Data for analysis:

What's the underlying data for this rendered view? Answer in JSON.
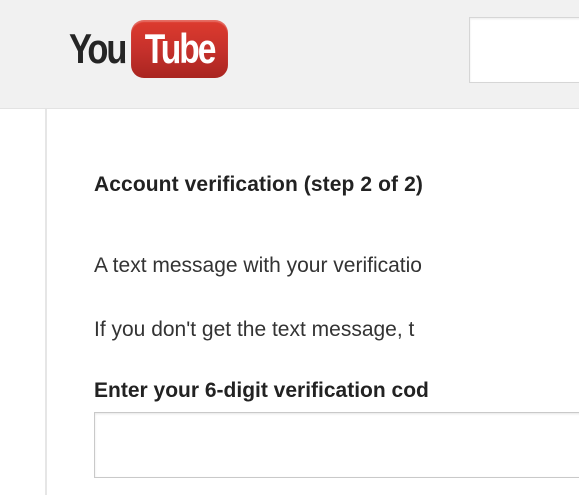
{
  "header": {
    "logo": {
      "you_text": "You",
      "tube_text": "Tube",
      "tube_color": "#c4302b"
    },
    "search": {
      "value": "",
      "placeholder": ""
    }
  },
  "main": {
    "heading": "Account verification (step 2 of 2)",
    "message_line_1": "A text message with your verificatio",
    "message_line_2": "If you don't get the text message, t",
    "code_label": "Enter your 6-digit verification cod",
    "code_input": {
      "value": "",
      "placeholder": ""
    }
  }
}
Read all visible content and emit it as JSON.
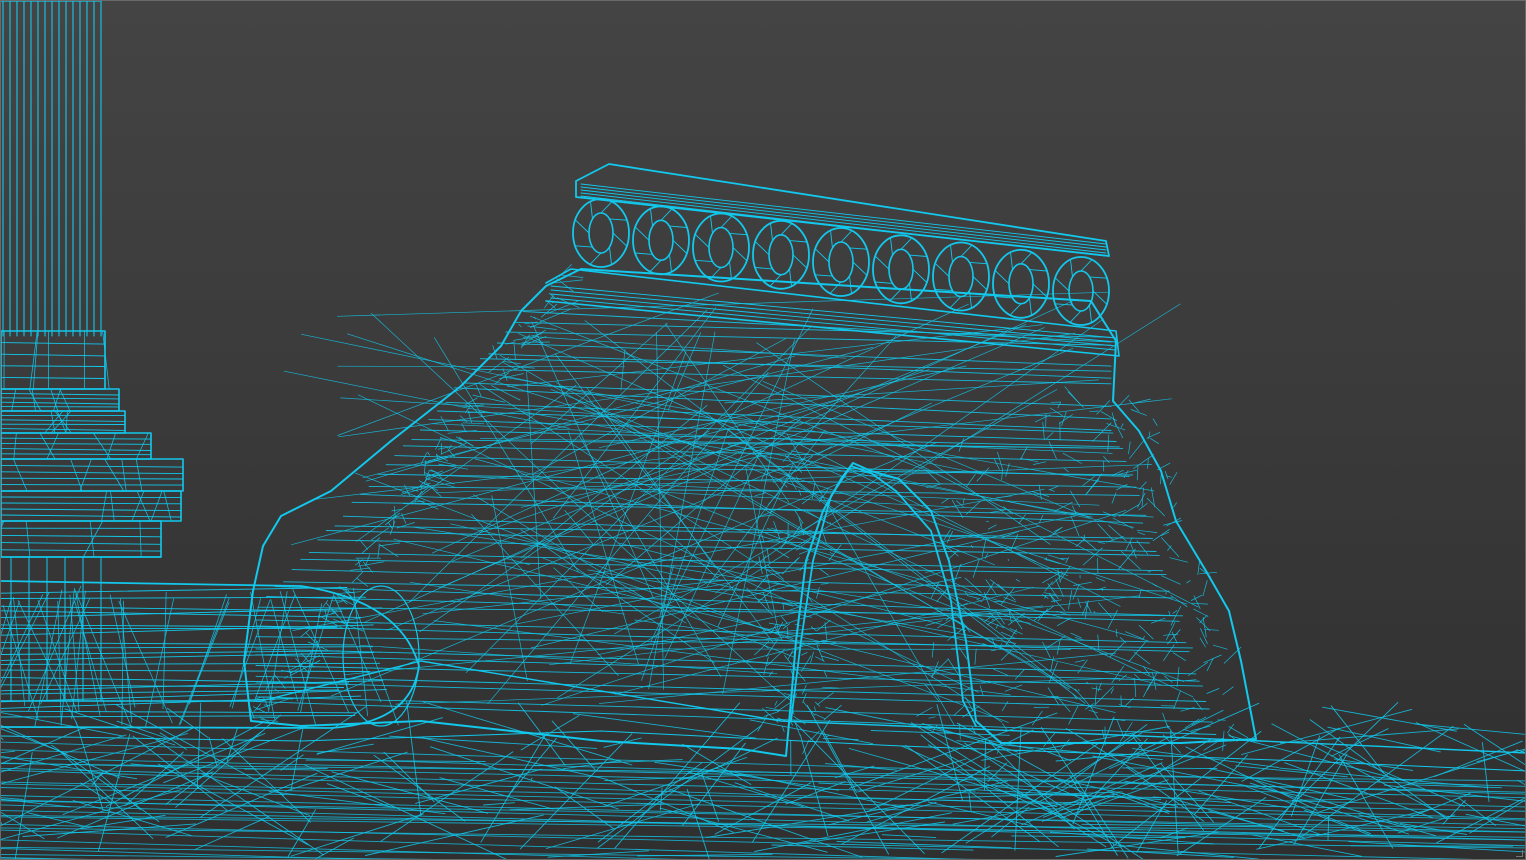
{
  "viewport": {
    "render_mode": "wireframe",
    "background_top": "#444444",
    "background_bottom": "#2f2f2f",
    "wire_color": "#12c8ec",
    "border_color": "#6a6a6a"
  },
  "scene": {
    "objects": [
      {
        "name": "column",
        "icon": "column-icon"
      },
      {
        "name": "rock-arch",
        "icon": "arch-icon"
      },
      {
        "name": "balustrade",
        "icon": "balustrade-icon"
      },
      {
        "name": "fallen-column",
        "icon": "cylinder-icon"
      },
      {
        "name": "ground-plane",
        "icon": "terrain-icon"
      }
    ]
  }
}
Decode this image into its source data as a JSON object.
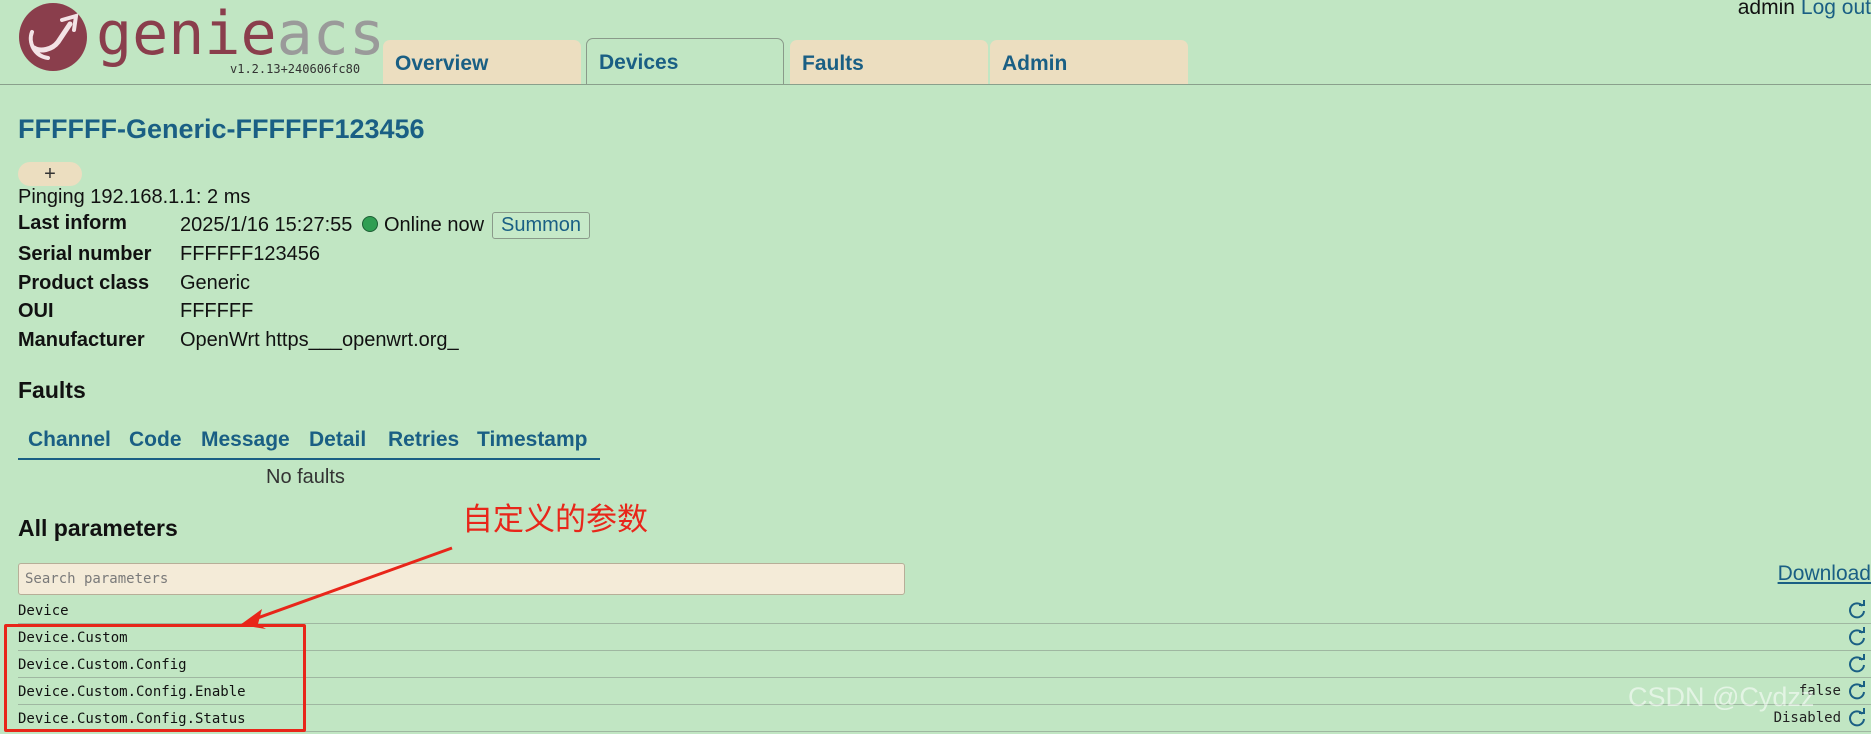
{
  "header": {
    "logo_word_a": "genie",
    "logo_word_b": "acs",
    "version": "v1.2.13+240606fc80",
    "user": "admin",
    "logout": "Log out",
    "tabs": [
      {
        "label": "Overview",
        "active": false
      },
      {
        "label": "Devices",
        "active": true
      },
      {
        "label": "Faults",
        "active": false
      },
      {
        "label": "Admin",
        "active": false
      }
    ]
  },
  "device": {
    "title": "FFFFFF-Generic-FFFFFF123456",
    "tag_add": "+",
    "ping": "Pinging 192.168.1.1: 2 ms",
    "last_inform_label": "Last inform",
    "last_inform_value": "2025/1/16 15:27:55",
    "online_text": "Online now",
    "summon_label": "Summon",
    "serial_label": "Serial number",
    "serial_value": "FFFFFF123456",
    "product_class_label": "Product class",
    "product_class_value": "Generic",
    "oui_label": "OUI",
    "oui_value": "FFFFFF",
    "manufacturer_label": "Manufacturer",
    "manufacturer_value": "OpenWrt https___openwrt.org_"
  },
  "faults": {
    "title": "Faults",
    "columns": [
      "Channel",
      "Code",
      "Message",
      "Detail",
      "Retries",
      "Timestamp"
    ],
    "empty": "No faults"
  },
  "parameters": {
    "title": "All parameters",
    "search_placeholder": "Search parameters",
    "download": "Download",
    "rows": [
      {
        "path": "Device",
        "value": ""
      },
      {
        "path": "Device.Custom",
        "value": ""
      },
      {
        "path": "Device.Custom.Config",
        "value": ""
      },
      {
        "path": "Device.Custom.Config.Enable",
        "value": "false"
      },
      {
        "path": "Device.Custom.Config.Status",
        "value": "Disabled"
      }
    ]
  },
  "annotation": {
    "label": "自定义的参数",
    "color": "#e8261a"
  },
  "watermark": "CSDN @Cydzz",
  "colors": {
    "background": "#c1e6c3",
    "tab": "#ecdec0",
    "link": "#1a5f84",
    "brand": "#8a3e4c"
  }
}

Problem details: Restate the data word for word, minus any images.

Answer to this exercise:
What's the underlying data for this rendered view? Answer in JSON.
{
  "header": {
    "logo": {
      "you_text": "You",
      "tube_text": "Tube",
      "tube_color": "#c4302b"
    },
    "search": {
      "value": "",
      "placeholder": ""
    }
  },
  "main": {
    "heading": "Account verification (step 2 of 2)",
    "message_line_1": "A text message with your verificatio",
    "message_line_2": "If you don't get the text message, t",
    "code_label": "Enter your 6-digit verification cod",
    "code_input": {
      "value": "",
      "placeholder": ""
    }
  }
}
Read all visible content and emit it as JSON.
{
  "viewport": {
    "render_mode": "wireframe",
    "background_top": "#444444",
    "background_bottom": "#2f2f2f",
    "wire_color": "#12c8ec",
    "border_color": "#6a6a6a"
  },
  "scene": {
    "objects": [
      {
        "name": "column",
        "icon": "column-icon"
      },
      {
        "name": "rock-arch",
        "icon": "arch-icon"
      },
      {
        "name": "balustrade",
        "icon": "balustrade-icon"
      },
      {
        "name": "fallen-column",
        "icon": "cylinder-icon"
      },
      {
        "name": "ground-plane",
        "icon": "terrain-icon"
      }
    ]
  }
}
Decode this image into its source data as a JSON object.
{
  "header": {
    "logo_word_a": "genie",
    "logo_word_b": "acs",
    "version": "v1.2.13+240606fc80",
    "user": "admin",
    "logout": "Log out",
    "tabs": [
      {
        "label": "Overview",
        "active": false
      },
      {
        "label": "Devices",
        "active": true
      },
      {
        "label": "Faults",
        "active": false
      },
      {
        "label": "Admin",
        "active": false
      }
    ]
  },
  "device": {
    "title": "FFFFFF-Generic-FFFFFF123456",
    "tag_add": "+",
    "ping": "Pinging 192.168.1.1: 2 ms",
    "last_inform_label": "Last inform",
    "last_inform_value": "2025/1/16 15:27:55",
    "online_text": "Online now",
    "summon_label": "Summon",
    "serial_label": "Serial number",
    "serial_value": "FFFFFF123456",
    "product_class_label": "Product class",
    "product_class_value": "Generic",
    "oui_label": "OUI",
    "oui_value": "FFFFFF",
    "manufacturer_label": "Manufacturer",
    "manufacturer_value": "OpenWrt https___openwrt.org_"
  },
  "faults": {
    "title": "Faults",
    "columns": [
      "Channel",
      "Code",
      "Message",
      "Detail",
      "Retries",
      "Timestamp"
    ],
    "empty": "No faults"
  },
  "parameters": {
    "title": "All parameters",
    "search_placeholder": "Search parameters",
    "download": "Download",
    "rows": [
      {
        "path": "Device",
        "value": ""
      },
      {
        "path": "Device.Custom",
        "value": ""
      },
      {
        "path": "Device.Custom.Config",
        "value": ""
      },
      {
        "path": "Device.Custom.Config.Enable",
        "value": "false"
      },
      {
        "path": "Device.Custom.Config.Status",
        "value": "Disabled"
      }
    ]
  },
  "annotation": {
    "label": "自定义的参数",
    "color": "#e8261a"
  },
  "watermark": "CSDN @Cydzz",
  "colors": {
    "background": "#c1e6c3",
    "tab": "#ecdec0",
    "link": "#1a5f84",
    "brand": "#8a3e4c"
  }
}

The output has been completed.